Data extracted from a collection
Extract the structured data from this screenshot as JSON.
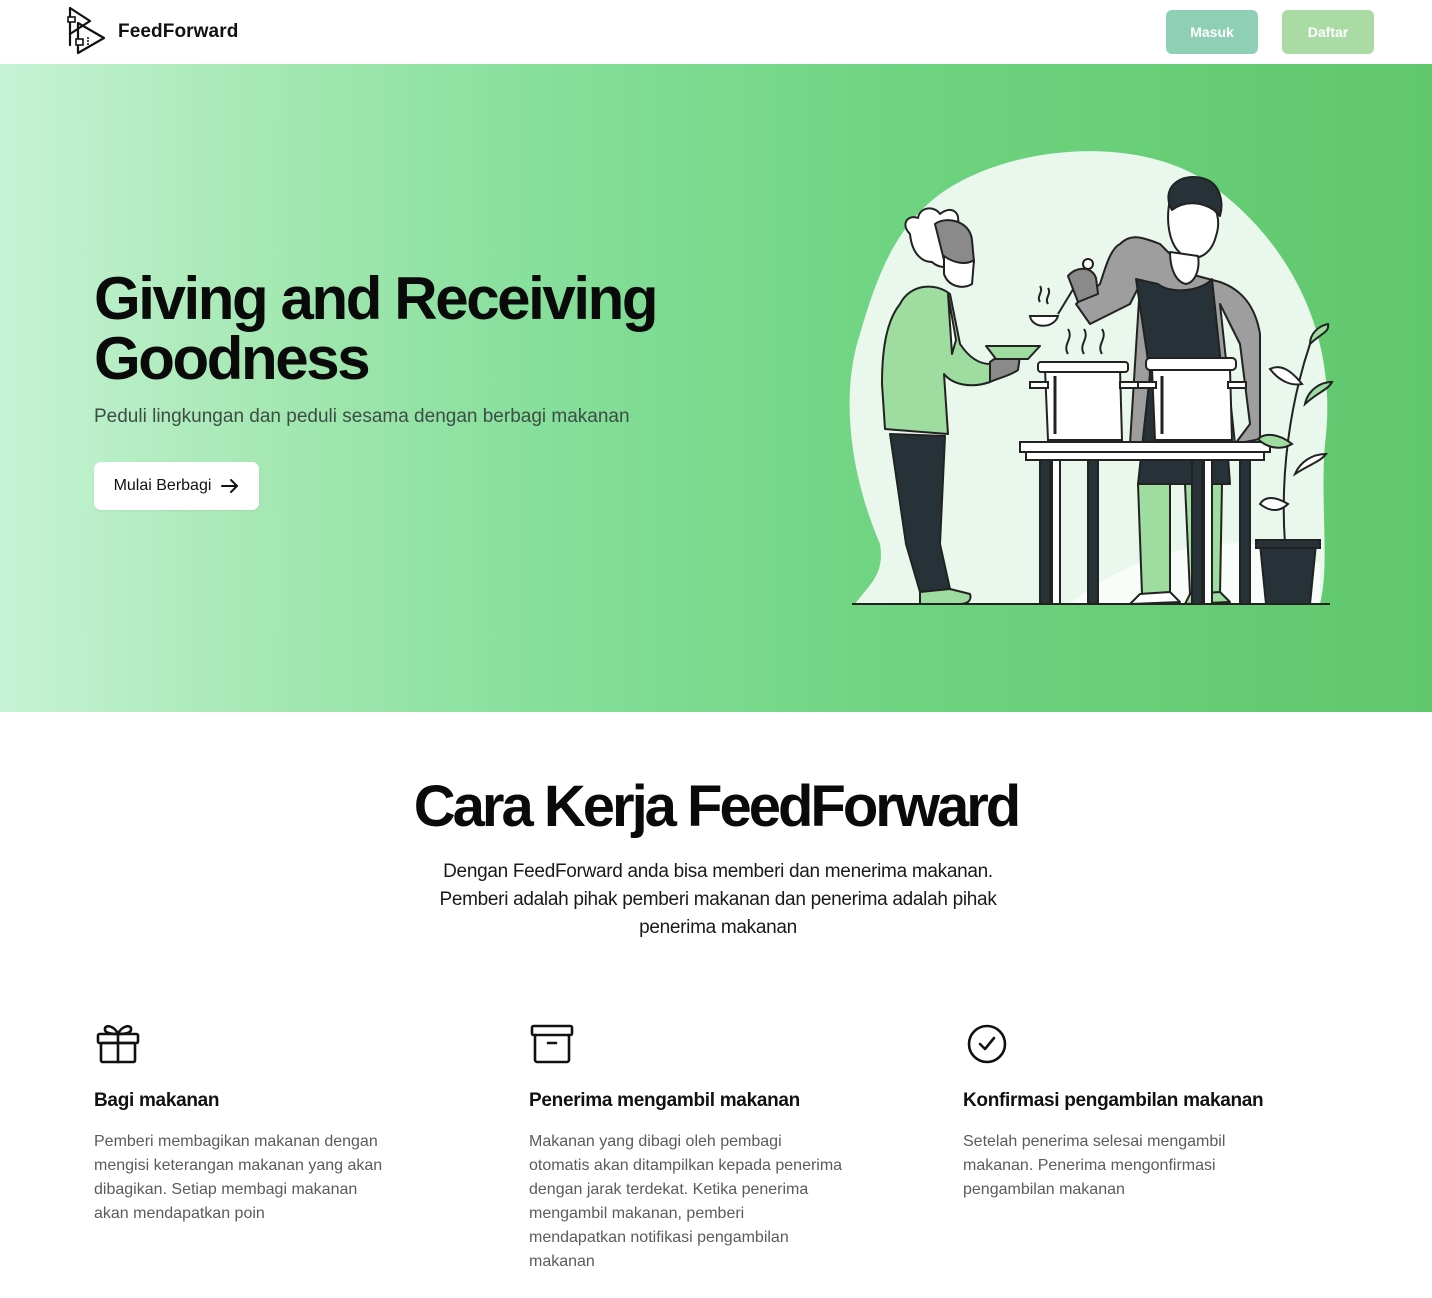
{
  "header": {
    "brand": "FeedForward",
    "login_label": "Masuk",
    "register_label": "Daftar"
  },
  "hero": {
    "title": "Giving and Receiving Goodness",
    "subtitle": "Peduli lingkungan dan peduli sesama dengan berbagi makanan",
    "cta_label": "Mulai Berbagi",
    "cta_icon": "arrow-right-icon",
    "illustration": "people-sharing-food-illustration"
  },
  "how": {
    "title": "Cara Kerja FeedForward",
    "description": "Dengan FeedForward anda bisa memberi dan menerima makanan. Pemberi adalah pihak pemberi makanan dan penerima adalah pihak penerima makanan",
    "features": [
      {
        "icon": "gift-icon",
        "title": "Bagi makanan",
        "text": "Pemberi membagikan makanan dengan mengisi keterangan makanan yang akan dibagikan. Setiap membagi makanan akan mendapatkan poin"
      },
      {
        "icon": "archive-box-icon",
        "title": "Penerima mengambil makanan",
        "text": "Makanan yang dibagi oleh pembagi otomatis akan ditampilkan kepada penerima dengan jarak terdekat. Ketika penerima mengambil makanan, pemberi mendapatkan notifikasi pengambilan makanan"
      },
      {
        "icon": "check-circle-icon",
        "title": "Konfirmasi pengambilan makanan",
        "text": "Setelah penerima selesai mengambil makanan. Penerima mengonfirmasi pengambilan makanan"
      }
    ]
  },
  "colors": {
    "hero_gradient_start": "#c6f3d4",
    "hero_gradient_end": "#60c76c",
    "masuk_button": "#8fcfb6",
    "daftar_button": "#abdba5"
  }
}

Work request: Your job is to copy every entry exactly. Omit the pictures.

Result of the exercise:
Extract the structured data from this screenshot as JSON.
{
  "header": {
    "brand": "FeedForward",
    "login_label": "Masuk",
    "register_label": "Daftar"
  },
  "hero": {
    "title": "Giving and Receiving Goodness",
    "subtitle": "Peduli lingkungan dan peduli sesama dengan berbagi makanan",
    "cta_label": "Mulai Berbagi",
    "cta_icon": "arrow-right-icon",
    "illustration": "people-sharing-food-illustration"
  },
  "how": {
    "title": "Cara Kerja FeedForward",
    "description": "Dengan FeedForward anda bisa memberi dan menerima makanan. Pemberi adalah pihak pemberi makanan dan penerima adalah pihak penerima makanan",
    "features": [
      {
        "icon": "gift-icon",
        "title": "Bagi makanan",
        "text": "Pemberi membagikan makanan dengan mengisi keterangan makanan yang akan dibagikan. Setiap membagi makanan akan mendapatkan poin"
      },
      {
        "icon": "archive-box-icon",
        "title": "Penerima mengambil makanan",
        "text": "Makanan yang dibagi oleh pembagi otomatis akan ditampilkan kepada penerima dengan jarak terdekat. Ketika penerima mengambil makanan, pemberi mendapatkan notifikasi pengambilan makanan"
      },
      {
        "icon": "check-circle-icon",
        "title": "Konfirmasi pengambilan makanan",
        "text": "Setelah penerima selesai mengambil makanan. Penerima mengonfirmasi pengambilan makanan"
      }
    ]
  },
  "colors": {
    "hero_gradient_start": "#c6f3d4",
    "hero_gradient_end": "#60c76c",
    "masuk_button": "#8fcfb6",
    "daftar_button": "#abdba5"
  }
}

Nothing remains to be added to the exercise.